** Stored data follows **

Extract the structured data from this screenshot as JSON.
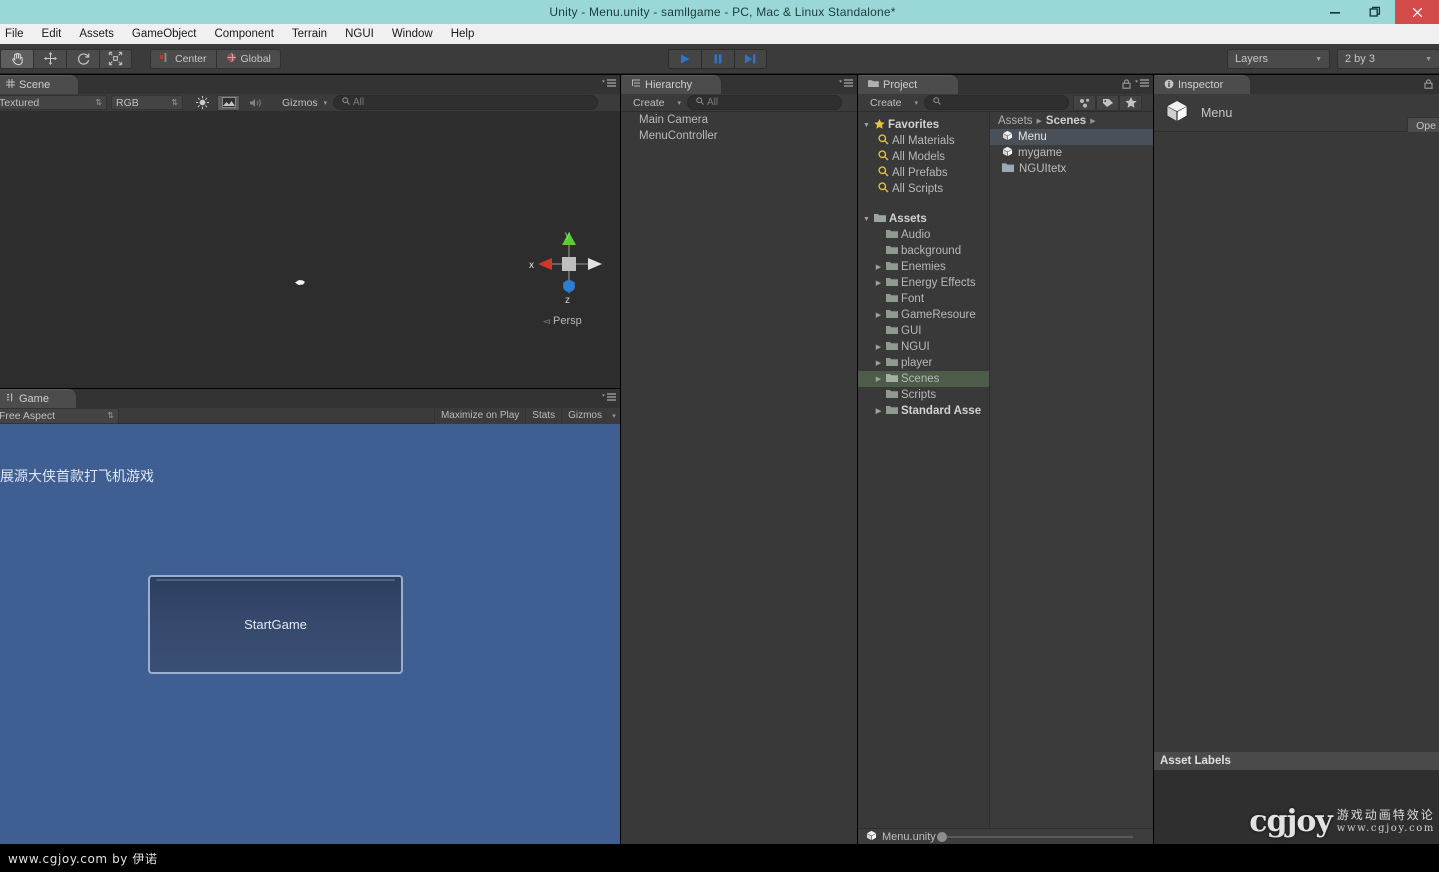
{
  "window": {
    "title": "Unity - Menu.unity - samllgame - PC, Mac & Linux Standalone*",
    "minimize_label": "minimize",
    "restore_label": "restore",
    "close_label": "close"
  },
  "menubar": {
    "items": [
      "File",
      "Edit",
      "Assets",
      "GameObject",
      "Component",
      "Terrain",
      "NGUI",
      "Window",
      "Help"
    ]
  },
  "toolbar": {
    "tools": [
      "hand-tool",
      "move-tool",
      "rotate-tool",
      "scale-tool"
    ],
    "pivot_mode": "Center",
    "pivot_rotation": "Global",
    "play": "play-button",
    "pause": "pause-button",
    "step": "step-button",
    "layers_label": "Layers",
    "layout_label": "2 by 3"
  },
  "scene": {
    "tab_label": "Scene",
    "draw_mode": "Textured",
    "render_mode": "RGB",
    "gizmos_label": "Gizmos",
    "search_placeholder": "All",
    "axis_x": "x",
    "axis_y": "y",
    "axis_z": "z",
    "projection": "Persp"
  },
  "game": {
    "tab_label": "Game",
    "aspect": "Free Aspect",
    "maximize_label": "Maximize on Play",
    "stats_label": "Stats",
    "gizmos_label": "Gizmos",
    "title_text": "展源大侠首款打飞机游戏",
    "start_button_label": "StartGame"
  },
  "hierarchy": {
    "tab_label": "Hierarchy",
    "create_label": "Create",
    "search_placeholder": "All",
    "items": [
      {
        "label": "Main Camera"
      },
      {
        "label": "MenuController"
      }
    ]
  },
  "project": {
    "tab_label": "Project",
    "create_label": "Create",
    "search_placeholder": "",
    "favorites_label": "Favorites",
    "favorites": [
      {
        "label": "All Materials"
      },
      {
        "label": "All Models"
      },
      {
        "label": "All Prefabs"
      },
      {
        "label": "All Scripts"
      }
    ],
    "assets_label": "Assets",
    "folders": [
      {
        "label": "Audio",
        "arrow": false,
        "selected": false
      },
      {
        "label": "background",
        "arrow": false,
        "selected": false
      },
      {
        "label": "Enemies",
        "arrow": true,
        "selected": false
      },
      {
        "label": "Energy Effects",
        "arrow": true,
        "selected": false
      },
      {
        "label": "Font",
        "arrow": false,
        "selected": false
      },
      {
        "label": "GameResoure",
        "arrow": true,
        "selected": false
      },
      {
        "label": "GUI",
        "arrow": false,
        "selected": false
      },
      {
        "label": "NGUI",
        "arrow": true,
        "selected": false
      },
      {
        "label": "player",
        "arrow": true,
        "selected": false
      },
      {
        "label": "Scenes",
        "arrow": true,
        "selected": true
      },
      {
        "label": "Scripts",
        "arrow": false,
        "selected": false
      },
      {
        "label": "Standard Asse",
        "arrow": true,
        "selected": false
      }
    ],
    "breadcrumb": [
      "Assets",
      "Scenes"
    ],
    "assets": [
      {
        "label": "Menu",
        "icon": "unity-scene-icon",
        "selected": true
      },
      {
        "label": "mygame",
        "icon": "unity-scene-icon",
        "selected": false
      },
      {
        "label": "NGUItetx",
        "icon": "folder-icon",
        "selected": false
      }
    ],
    "status_label": "Menu.unity"
  },
  "inspector": {
    "tab_label": "Inspector",
    "asset_name": "Menu",
    "open_label": "Ope",
    "asset_labels_title": "Asset Labels"
  },
  "watermark": {
    "logo_text": "cgjoy",
    "logo_cn": "游戏动画特效论",
    "logo_url": "www.cgjoy.com",
    "bottom_text": "www.cgjoy.com by 伊诺"
  },
  "colors": {
    "titlebar": "#9ad8d8",
    "close": "#d24a4a",
    "panel_bg": "#393939",
    "game_bg": "#3f5f93",
    "selection": "#4a5057",
    "folder_selection": "#4c5c48",
    "play_blue": "#3b7bd6"
  }
}
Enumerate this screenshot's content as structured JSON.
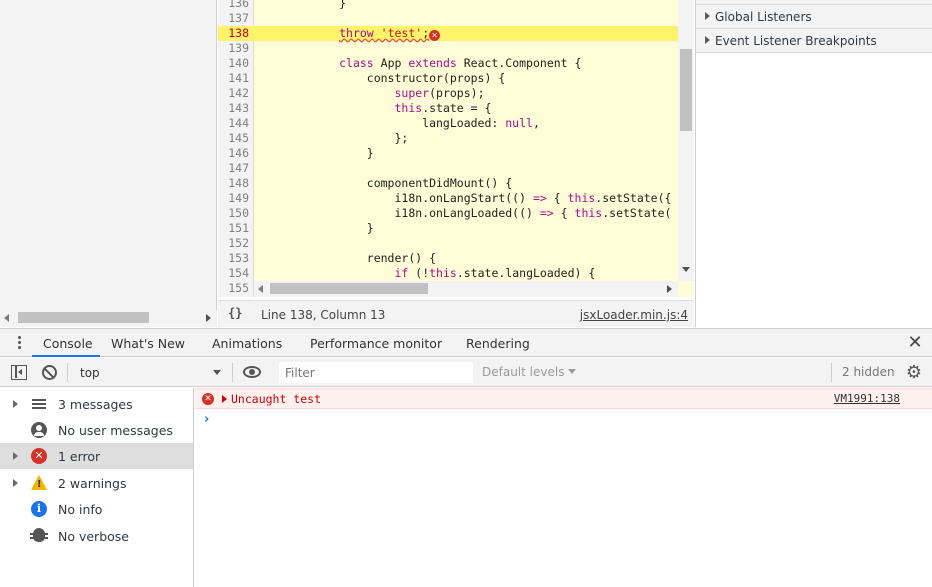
{
  "editor": {
    "lines": [
      {
        "num": "136",
        "html": "            }"
      },
      {
        "num": "137",
        "html": ""
      },
      {
        "num": "138",
        "html": "            <span class=\"squiggle\"><span class=\"kw\">throw</span> <span class=\"str\">'test'</span>;</span><span class=\"err-mark\">✕</span>",
        "error": true
      },
      {
        "num": "139",
        "html": ""
      },
      {
        "num": "140",
        "html": "            <span class=\"kw\">class</span> App <span class=\"kw\">extends</span> React.Component {"
      },
      {
        "num": "141",
        "html": "                constructor(props) {"
      },
      {
        "num": "142",
        "html": "                    <span class=\"kw\">super</span>(props);"
      },
      {
        "num": "143",
        "html": "                    <span class=\"kw\">this</span>.state = {"
      },
      {
        "num": "144",
        "html": "                        langLoaded: <span class=\"kw\">null</span>,"
      },
      {
        "num": "145",
        "html": "                    };"
      },
      {
        "num": "146",
        "html": "                }"
      },
      {
        "num": "147",
        "html": ""
      },
      {
        "num": "148",
        "html": "                componentDidMount() {"
      },
      {
        "num": "149",
        "html": "                    i18n.onLangStart(() <span class=\"kw\">=&gt;</span> { <span class=\"kw\">this</span>.setState({"
      },
      {
        "num": "150",
        "html": "                    i18n.onLangLoaded(() <span class=\"kw\">=&gt;</span> { <span class=\"kw\">this</span>.setState("
      },
      {
        "num": "151",
        "html": "                }"
      },
      {
        "num": "152",
        "html": ""
      },
      {
        "num": "153",
        "html": "                render() {"
      },
      {
        "num": "154",
        "html": "                    <span class=\"kw\">if</span> (!<span class=\"kw\">this</span>.state.langLoaded) {"
      },
      {
        "num": "155",
        "html": ""
      }
    ],
    "braces_label": "{}",
    "position": "Line 138, Column 13",
    "source_link": "jsxLoader.min.js:4"
  },
  "sidebar": {
    "panes": [
      "Global Listeners",
      "Event Listener Breakpoints"
    ]
  },
  "drawer": {
    "tabs": [
      "Console",
      "What's New",
      "Animations",
      "Performance monitor",
      "Rendering"
    ],
    "close_glyph": "✕"
  },
  "toolbar": {
    "context": "top",
    "filter_placeholder": "Filter",
    "levels": "Default levels",
    "hidden": "2 hidden",
    "settings_glyph": "⚙"
  },
  "console_sidebar": {
    "items": [
      {
        "label": "3 messages",
        "icon": "list-icon"
      },
      {
        "label": "No user messages",
        "icon": "user-icon"
      },
      {
        "label": "1 error",
        "icon": "error-icon"
      },
      {
        "label": "2 warnings",
        "icon": "warning-icon"
      },
      {
        "label": "No info",
        "icon": "info-icon"
      },
      {
        "label": "No verbose",
        "icon": "bug-icon"
      }
    ]
  },
  "console": {
    "error_message": "Uncaught test",
    "error_source": "VM1991:138",
    "prompt": "›"
  },
  "colors": {
    "editor_bg": "#fffdd7",
    "error_line": "#fef36a",
    "error_red": "#d93025",
    "accent": "#1a73e8"
  }
}
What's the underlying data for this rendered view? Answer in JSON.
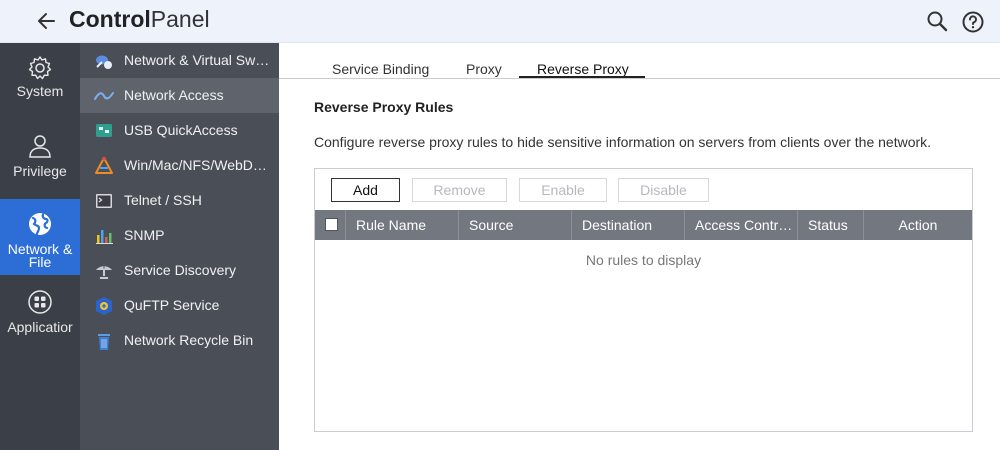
{
  "header": {
    "title_bold": "Control",
    "title_light": "Panel"
  },
  "rail": {
    "items": [
      {
        "label": "System",
        "icon": "gear-icon"
      },
      {
        "label": "Privilege",
        "icon": "user-icon"
      },
      {
        "label_line1": "Network &",
        "label_line2": "File",
        "icon": "globe-icon",
        "active": true
      },
      {
        "label": "Applicatior",
        "icon": "apps-grid-icon"
      }
    ]
  },
  "subnav": {
    "items": [
      {
        "label": "Network & Virtual Sw…",
        "icon": "network-switch-icon"
      },
      {
        "label": "Network Access",
        "icon": "network-access-icon",
        "active": true
      },
      {
        "label": "USB QuickAccess",
        "icon": "usb-quickaccess-icon"
      },
      {
        "label": "Win/Mac/NFS/WebD…",
        "icon": "win-mac-nfs-icon"
      },
      {
        "label": "Telnet / SSH",
        "icon": "terminal-icon"
      },
      {
        "label": "SNMP",
        "icon": "snmp-chart-icon"
      },
      {
        "label": "Service Discovery",
        "icon": "satellite-dish-icon"
      },
      {
        "label": "QuFTP Service",
        "icon": "ftp-icon"
      },
      {
        "label": "Network Recycle Bin",
        "icon": "recycle-bin-icon"
      }
    ]
  },
  "tabs": [
    {
      "label": "Service Binding"
    },
    {
      "label": "Proxy"
    },
    {
      "label": "Reverse Proxy",
      "active": true
    }
  ],
  "content": {
    "section_title": "Reverse Proxy Rules",
    "description": "Configure reverse proxy rules to hide sensitive information on servers from clients over the network.",
    "buttons": {
      "add": "Add",
      "remove": "Remove",
      "enable": "Enable",
      "disable": "Disable"
    },
    "columns": [
      "Rule Name",
      "Source",
      "Destination",
      "Access Contr…",
      "Status",
      "Action"
    ],
    "empty_message": "No rules to display"
  },
  "colors": {
    "header_bg": "#eef2fb",
    "rail_bg": "#3b3f47",
    "rail_active": "#2c6ed5",
    "subnav_bg": "#4a4e57",
    "subnav_active": "#5f636c",
    "table_header": "#73777f"
  }
}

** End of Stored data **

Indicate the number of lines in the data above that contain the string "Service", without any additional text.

3